──────── Records to use

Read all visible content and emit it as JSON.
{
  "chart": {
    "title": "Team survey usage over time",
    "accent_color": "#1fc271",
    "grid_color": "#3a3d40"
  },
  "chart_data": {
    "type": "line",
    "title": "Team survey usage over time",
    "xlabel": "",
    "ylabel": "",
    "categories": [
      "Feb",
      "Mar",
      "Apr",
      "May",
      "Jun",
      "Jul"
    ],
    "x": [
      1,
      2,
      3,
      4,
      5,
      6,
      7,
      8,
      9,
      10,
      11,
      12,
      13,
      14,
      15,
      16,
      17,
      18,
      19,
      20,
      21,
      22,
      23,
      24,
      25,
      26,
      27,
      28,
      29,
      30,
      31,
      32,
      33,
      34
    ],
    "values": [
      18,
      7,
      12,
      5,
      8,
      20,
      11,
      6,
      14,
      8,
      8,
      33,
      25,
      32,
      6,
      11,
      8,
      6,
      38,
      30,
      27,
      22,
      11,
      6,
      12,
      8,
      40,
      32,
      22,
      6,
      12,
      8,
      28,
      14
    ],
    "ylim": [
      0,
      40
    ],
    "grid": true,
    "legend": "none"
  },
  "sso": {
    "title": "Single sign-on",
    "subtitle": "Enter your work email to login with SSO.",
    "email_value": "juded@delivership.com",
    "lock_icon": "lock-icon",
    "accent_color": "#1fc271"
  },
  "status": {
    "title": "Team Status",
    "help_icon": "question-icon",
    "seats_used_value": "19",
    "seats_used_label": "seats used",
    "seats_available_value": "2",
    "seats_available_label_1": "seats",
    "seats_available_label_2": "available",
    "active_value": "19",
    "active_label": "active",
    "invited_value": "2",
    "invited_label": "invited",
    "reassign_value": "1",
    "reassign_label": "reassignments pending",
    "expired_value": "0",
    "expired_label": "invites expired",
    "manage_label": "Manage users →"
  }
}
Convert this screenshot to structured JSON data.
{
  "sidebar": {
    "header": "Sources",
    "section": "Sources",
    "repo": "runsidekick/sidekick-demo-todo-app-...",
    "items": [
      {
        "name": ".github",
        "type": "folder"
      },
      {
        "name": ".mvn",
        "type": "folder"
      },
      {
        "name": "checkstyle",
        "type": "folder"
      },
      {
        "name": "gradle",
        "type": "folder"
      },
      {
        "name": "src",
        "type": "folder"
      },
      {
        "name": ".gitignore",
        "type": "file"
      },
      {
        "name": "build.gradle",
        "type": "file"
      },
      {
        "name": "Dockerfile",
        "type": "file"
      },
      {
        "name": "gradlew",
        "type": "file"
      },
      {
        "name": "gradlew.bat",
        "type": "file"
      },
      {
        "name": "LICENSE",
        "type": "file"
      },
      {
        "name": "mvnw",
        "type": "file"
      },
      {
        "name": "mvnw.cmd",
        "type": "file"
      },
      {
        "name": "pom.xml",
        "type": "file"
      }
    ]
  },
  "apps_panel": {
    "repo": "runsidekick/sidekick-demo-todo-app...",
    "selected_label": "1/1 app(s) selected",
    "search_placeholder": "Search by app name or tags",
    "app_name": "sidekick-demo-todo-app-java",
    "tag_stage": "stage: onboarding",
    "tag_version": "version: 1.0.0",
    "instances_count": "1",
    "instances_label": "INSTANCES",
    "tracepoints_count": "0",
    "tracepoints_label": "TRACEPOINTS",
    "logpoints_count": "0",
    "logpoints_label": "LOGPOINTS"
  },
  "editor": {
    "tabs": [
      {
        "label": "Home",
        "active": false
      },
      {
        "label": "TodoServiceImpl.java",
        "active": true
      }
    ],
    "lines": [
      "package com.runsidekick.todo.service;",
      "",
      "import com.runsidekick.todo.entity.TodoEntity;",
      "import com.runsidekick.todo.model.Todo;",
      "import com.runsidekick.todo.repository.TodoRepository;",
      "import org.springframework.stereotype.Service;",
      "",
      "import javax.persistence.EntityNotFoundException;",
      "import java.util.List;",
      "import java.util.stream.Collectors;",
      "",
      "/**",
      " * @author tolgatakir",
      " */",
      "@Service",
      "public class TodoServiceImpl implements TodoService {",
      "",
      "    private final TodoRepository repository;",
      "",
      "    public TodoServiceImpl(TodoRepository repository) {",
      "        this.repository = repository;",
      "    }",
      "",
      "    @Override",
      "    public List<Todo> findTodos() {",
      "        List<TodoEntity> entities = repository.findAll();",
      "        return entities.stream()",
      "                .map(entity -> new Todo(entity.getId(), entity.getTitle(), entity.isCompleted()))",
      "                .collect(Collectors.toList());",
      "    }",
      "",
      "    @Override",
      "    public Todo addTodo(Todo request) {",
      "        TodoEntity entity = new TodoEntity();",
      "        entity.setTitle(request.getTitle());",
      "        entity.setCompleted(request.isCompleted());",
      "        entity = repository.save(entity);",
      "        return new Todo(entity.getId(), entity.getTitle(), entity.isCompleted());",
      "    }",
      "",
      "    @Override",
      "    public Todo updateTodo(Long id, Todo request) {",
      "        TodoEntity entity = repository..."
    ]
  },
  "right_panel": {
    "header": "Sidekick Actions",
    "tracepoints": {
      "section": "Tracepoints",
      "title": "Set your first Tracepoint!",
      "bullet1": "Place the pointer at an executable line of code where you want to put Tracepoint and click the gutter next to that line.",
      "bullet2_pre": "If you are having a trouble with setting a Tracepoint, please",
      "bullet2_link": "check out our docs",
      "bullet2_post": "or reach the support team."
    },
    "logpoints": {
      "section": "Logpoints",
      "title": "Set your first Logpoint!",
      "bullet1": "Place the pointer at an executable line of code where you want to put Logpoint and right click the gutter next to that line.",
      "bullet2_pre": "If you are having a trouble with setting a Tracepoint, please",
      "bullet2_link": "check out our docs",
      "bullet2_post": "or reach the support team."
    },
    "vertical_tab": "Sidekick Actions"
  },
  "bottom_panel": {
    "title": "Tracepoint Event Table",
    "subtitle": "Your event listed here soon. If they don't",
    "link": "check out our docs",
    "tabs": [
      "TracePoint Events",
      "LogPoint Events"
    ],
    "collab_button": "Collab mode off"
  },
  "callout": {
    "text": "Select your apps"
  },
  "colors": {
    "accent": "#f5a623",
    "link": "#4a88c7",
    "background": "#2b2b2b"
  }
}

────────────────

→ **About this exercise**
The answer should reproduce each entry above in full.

→ **Answer area**
Read all visible content and emit it as JSON.
{
  "chart": {
    "title": "Team survey usage over time",
    "accent_color": "#1fc271",
    "grid_color": "#3a3d40"
  },
  "chart_data": {
    "type": "line",
    "title": "Team survey usage over time",
    "xlabel": "",
    "ylabel": "",
    "categories": [
      "Feb",
      "Mar",
      "Apr",
      "May",
      "Jun",
      "Jul"
    ],
    "x": [
      1,
      2,
      3,
      4,
      5,
      6,
      7,
      8,
      9,
      10,
      11,
      12,
      13,
      14,
      15,
      16,
      17,
      18,
      19,
      20,
      21,
      22,
      23,
      24,
      25,
      26,
      27,
      28,
      29,
      30,
      31,
      32,
      33,
      34
    ],
    "values": [
      18,
      7,
      12,
      5,
      8,
      20,
      11,
      6,
      14,
      8,
      8,
      33,
      25,
      32,
      6,
      11,
      8,
      6,
      38,
      30,
      27,
      22,
      11,
      6,
      12,
      8,
      40,
      32,
      22,
      6,
      12,
      8,
      28,
      14
    ],
    "ylim": [
      0,
      40
    ],
    "grid": true,
    "legend": "none"
  },
  "sso": {
    "title": "Single sign-on",
    "subtitle": "Enter your work email to login with SSO.",
    "email_value": "juded@delivership.com",
    "lock_icon": "lock-icon",
    "accent_color": "#1fc271"
  },
  "status": {
    "title": "Team Status",
    "help_icon": "question-icon",
    "seats_used_value": "19",
    "seats_used_label": "seats used",
    "seats_available_value": "2",
    "seats_available_label_1": "seats",
    "seats_available_label_2": "available",
    "active_value": "19",
    "active_label": "active",
    "invited_value": "2",
    "invited_label": "invited",
    "reassign_value": "1",
    "reassign_label": "reassignments pending",
    "expired_value": "0",
    "expired_label": "invites expired",
    "manage_label": "Manage users →"
  }
}
Convert this screenshot to structured JSON data.
{
  "sidebar": {
    "header": "Sources",
    "section": "Sources",
    "repo": "runsidekick/sidekick-demo-todo-app-...",
    "items": [
      {
        "name": ".github",
        "type": "folder"
      },
      {
        "name": ".mvn",
        "type": "folder"
      },
      {
        "name": "checkstyle",
        "type": "folder"
      },
      {
        "name": "gradle",
        "type": "folder"
      },
      {
        "name": "src",
        "type": "folder"
      },
      {
        "name": ".gitignore",
        "type": "file"
      },
      {
        "name": "build.gradle",
        "type": "file"
      },
      {
        "name": "Dockerfile",
        "type": "file"
      },
      {
        "name": "gradlew",
        "type": "file"
      },
      {
        "name": "gradlew.bat",
        "type": "file"
      },
      {
        "name": "LICENSE",
        "type": "file"
      },
      {
        "name": "mvnw",
        "type": "file"
      },
      {
        "name": "mvnw.cmd",
        "type": "file"
      },
      {
        "name": "pom.xml",
        "type": "file"
      }
    ]
  },
  "apps_panel": {
    "repo": "runsidekick/sidekick-demo-todo-app...",
    "selected_label": "1/1 app(s) selected",
    "search_placeholder": "Search by app name or tags",
    "app_name": "sidekick-demo-todo-app-java",
    "tag_stage": "stage: onboarding",
    "tag_version": "version: 1.0.0",
    "instances_count": "1",
    "instances_label": "INSTANCES",
    "tracepoints_count": "0",
    "tracepoints_label": "TRACEPOINTS",
    "logpoints_count": "0",
    "logpoints_label": "LOGPOINTS"
  },
  "editor": {
    "tabs": [
      {
        "label": "Home",
        "active": false
      },
      {
        "label": "TodoServiceImpl.java",
        "active": true
      }
    ],
    "lines": [
      "package com.runsidekick.todo.service;",
      "",
      "import com.runsidekick.todo.entity.TodoEntity;",
      "import com.runsidekick.todo.model.Todo;",
      "import com.runsidekick.todo.repository.TodoRepository;",
      "import org.springframework.stereotype.Service;",
      "",
      "import javax.persistence.EntityNotFoundException;",
      "import java.util.List;",
      "import java.util.stream.Collectors;",
      "",
      "/**",
      " * @author tolgatakir",
      " */",
      "@Service",
      "public class TodoServiceImpl implements TodoService {",
      "",
      "    private final TodoRepository repository;",
      "",
      "    public TodoServiceImpl(TodoRepository repository) {",
      "        this.repository = repository;",
      "    }",
      "",
      "    @Override",
      "    public List<Todo> findTodos() {",
      "        List<TodoEntity> entities = repository.findAll();",
      "        return entities.stream()",
      "                .map(entity -> new Todo(entity.getId(), entity.getTitle(), entity.isCompleted()))",
      "                .collect(Collectors.toList());",
      "    }",
      "",
      "    @Override",
      "    public Todo addTodo(Todo request) {",
      "        TodoEntity entity = new TodoEntity();",
      "        entity.setTitle(request.getTitle());",
      "        entity.setCompleted(request.isCompleted());",
      "        entity = repository.save(entity);",
      "        return new Todo(entity.getId(), entity.getTitle(), entity.isCompleted());",
      "    }",
      "",
      "    @Override",
      "    public Todo updateTodo(Long id, Todo request) {",
      "        TodoEntity entity = repository..."
    ]
  },
  "right_panel": {
    "header": "Sidekick Actions",
    "tracepoints": {
      "section": "Tracepoints",
      "title": "Set your first Tracepoint!",
      "bullet1": "Place the pointer at an executable line of code where you want to put Tracepoint and click the gutter next to that line.",
      "bullet2_pre": "If you are having a trouble with setting a Tracepoint, please",
      "bullet2_link": "check out our docs",
      "bullet2_post": "or reach the support team."
    },
    "logpoints": {
      "section": "Logpoints",
      "title": "Set your first Logpoint!",
      "bullet1": "Place the pointer at an executable line of code where you want to put Logpoint and right click the gutter next to that line.",
      "bullet2_pre": "If you are having a trouble with setting a Tracepoint, please",
      "bullet2_link": "check out our docs",
      "bullet2_post": "or reach the support team."
    },
    "vertical_tab": "Sidekick Actions"
  },
  "bottom_panel": {
    "title": "Tracepoint Event Table",
    "subtitle": "Your event listed here soon. If they don't",
    "link": "check out our docs",
    "tabs": [
      "TracePoint Events",
      "LogPoint Events"
    ],
    "collab_button": "Collab mode off"
  },
  "callout": {
    "text": "Select your apps"
  },
  "colors": {
    "accent": "#f5a623",
    "link": "#4a88c7",
    "background": "#2b2b2b"
  }
}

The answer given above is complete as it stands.